Set the entries down once more, exactly as they are worded.

****

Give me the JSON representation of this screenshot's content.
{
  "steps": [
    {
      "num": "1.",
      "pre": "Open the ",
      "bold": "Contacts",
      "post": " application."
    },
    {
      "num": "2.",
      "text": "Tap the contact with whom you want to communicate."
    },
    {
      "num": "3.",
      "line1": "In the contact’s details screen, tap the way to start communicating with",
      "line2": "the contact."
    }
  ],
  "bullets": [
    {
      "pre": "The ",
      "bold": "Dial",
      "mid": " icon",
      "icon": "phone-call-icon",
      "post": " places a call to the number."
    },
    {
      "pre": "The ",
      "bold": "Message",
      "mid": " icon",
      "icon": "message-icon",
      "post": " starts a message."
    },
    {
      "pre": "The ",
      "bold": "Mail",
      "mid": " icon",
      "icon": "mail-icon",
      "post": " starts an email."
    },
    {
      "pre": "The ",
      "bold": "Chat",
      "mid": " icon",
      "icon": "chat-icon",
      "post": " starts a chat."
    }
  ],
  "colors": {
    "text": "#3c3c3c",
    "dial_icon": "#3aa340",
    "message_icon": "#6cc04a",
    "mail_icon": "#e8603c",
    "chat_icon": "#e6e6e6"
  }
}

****

→ ANSWER TO THE PROBLEM
Give me the JSON representation of this screenshot's content.
{
  "steps": [
    {
      "num": "1.",
      "pre": "Open the ",
      "bold": "Contacts",
      "post": " application."
    },
    {
      "num": "2.",
      "text": "Tap the contact with whom you want to communicate."
    },
    {
      "num": "3.",
      "line1": "In the contact’s details screen, tap the way to start communicating with",
      "line2": "the contact."
    }
  ],
  "bullets": [
    {
      "pre": "The ",
      "bold": "Dial",
      "mid": " icon",
      "icon": "phone-call-icon",
      "post": " places a call to the number."
    },
    {
      "pre": "The ",
      "bold": "Message",
      "mid": " icon",
      "icon": "message-icon",
      "post": " starts a message."
    },
    {
      "pre": "The ",
      "bold": "Mail",
      "mid": " icon",
      "icon": "mail-icon",
      "post": " starts an email."
    },
    {
      "pre": "The ",
      "bold": "Chat",
      "mid": " icon",
      "icon": "chat-icon",
      "post": " starts a chat."
    }
  ],
  "colors": {
    "text": "#3c3c3c",
    "dial_icon": "#3aa340",
    "message_icon": "#6cc04a",
    "mail_icon": "#e8603c",
    "chat_icon": "#e6e6e6"
  }
}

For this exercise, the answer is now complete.